Open forest is dominated by the Darwin stringybark, Darwin woollybutt and Cooktown ironwood. Late in the dry season the Cooktown ironwood, with its dark, chunky bark and lime-green leaves, stands out from the surrounding vegetation. Woodlands contain many types of eucalypts, including bloodwoods and boxes. The understorey of both open forest and woodland is generally made up of smaller trees such as pandanus and green plums, shrubs, and tall grasses such as spear grass. The greatest species diversity occurs, however, in the ground layer, where there is a large range of grasses, sedges and wildflowers.
Kapok bush | Photo: Sally Greenaway
- Billy goat plum Terminalia ferdinandiana An-morlak
Harvested commercially outside of Kakadu and marketed as the Kakadu plum. It is a medium-sized tree with large broad leaves. It is deciduous in the dry season and between March and June and bears edible fruits known to have exceptionally high levels of vitamin C.
- Cooktown ironwood Erythrophleum chlorostchys An-dubang
A tall, spreading tree with distinctive rounded dark-green leaves. Late in the dry season it puts out new leaves that are a bright lime-green. The tree's timber is extremely hard and termite resistant. All parts of the tree are highly poisonous to mammals.
- Darwin woollybutt Eucalyptus miniata An-djalen
Grows to 10-20 metres; it has dark, rough bark on the lower half of its trunk and smooth, white bark on the upper half. Bright-orange flowers appear between May and August.
- Fern-leafed grevillea Grevillea pteridifolia An-dadjek
A medium-sized slender tree with long, narrow silver foliage. The flowers are bright orange and appear from May to August. The nectar from the flowers attracts many birds.
- Green plum Buchanania obovata An-dudjmi
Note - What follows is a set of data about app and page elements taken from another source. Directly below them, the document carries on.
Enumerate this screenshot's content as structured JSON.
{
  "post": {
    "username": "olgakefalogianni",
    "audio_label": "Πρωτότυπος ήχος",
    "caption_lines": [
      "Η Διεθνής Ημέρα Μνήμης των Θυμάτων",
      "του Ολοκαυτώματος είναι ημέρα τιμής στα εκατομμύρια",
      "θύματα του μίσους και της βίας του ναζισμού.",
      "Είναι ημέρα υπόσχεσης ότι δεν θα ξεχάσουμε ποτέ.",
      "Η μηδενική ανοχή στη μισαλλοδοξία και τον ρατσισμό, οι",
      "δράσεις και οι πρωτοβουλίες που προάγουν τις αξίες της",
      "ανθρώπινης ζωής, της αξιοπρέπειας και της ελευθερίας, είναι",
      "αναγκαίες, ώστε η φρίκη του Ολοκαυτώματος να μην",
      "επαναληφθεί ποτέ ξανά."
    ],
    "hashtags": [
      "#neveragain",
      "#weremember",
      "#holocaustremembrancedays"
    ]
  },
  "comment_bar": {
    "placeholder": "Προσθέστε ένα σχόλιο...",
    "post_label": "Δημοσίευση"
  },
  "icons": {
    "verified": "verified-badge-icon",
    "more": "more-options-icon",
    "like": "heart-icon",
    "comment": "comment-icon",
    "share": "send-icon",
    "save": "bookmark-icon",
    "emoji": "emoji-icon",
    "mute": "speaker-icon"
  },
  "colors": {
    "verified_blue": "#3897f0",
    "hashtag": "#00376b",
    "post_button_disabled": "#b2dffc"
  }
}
A medium-sized tree with large, thick leathery leaves. Bunches of green grape-sized plums appear in October to December; they are considered to be some of the best bush tucker around.
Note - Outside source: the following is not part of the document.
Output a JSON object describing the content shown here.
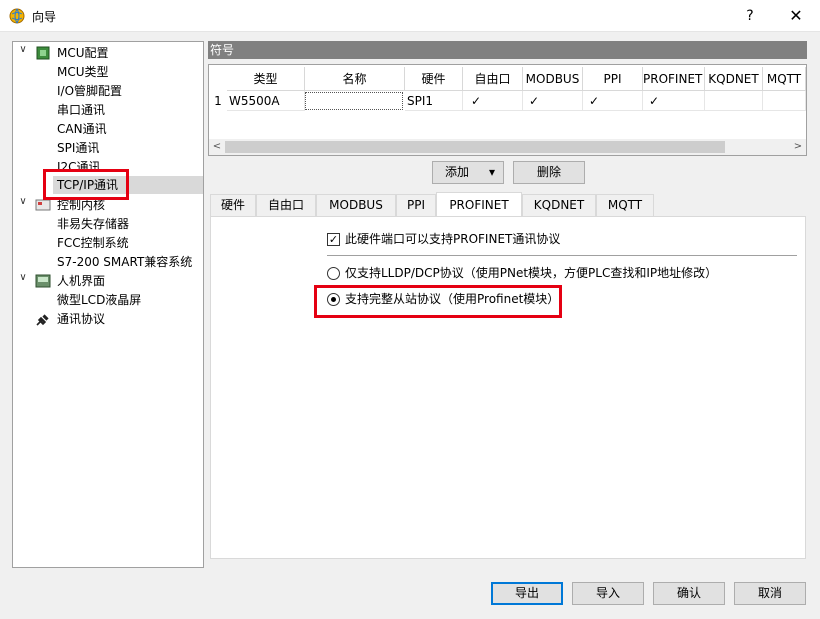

- Kapok bush Cochloprerum fraseri An-djedj
Deciduous in the dry season, from May to August, and has distinctive bright-yellow flowers. Its large, fragile pods are filled with a dense, soft cotton-like material.
- Red-flowered kurrajong Brachychiton paradoxum An-marrenarnak
A small, often straggly tree that is widespread on the lowlands. It is deciduous in the dry season, when bright-red bell-shaped flowers appear on short stems from the branches.
- Sand palm Livistonia humilis An-gulalurrudj
A slender fan palm with small yellow flowers on long spikes. Aboriginal people use it for medicines, fibre, dye and food.
- Spear grass Sorghum spp. An-ngulubu
Grows to over two metres and becomes the dominant understorey plant towards the end of the wet season.
- Spiral pandanus Pandanus spiralis An-yakngarra
Grows in a broad range of habitats, often in dense stands. Aboriginal people use it for medicines, fibre and food.
- Swamp banksia Banksia dentata Guibuk
The only banksia found in the Top End. It has distinctive serrated leaves and the characteristic banksia flower, which appears between January and April.
- Turkey bush Calytrix exstipulata Anbarndarr
Common throughout the lowlands. It bears masses of pink-purple flowers between May and August.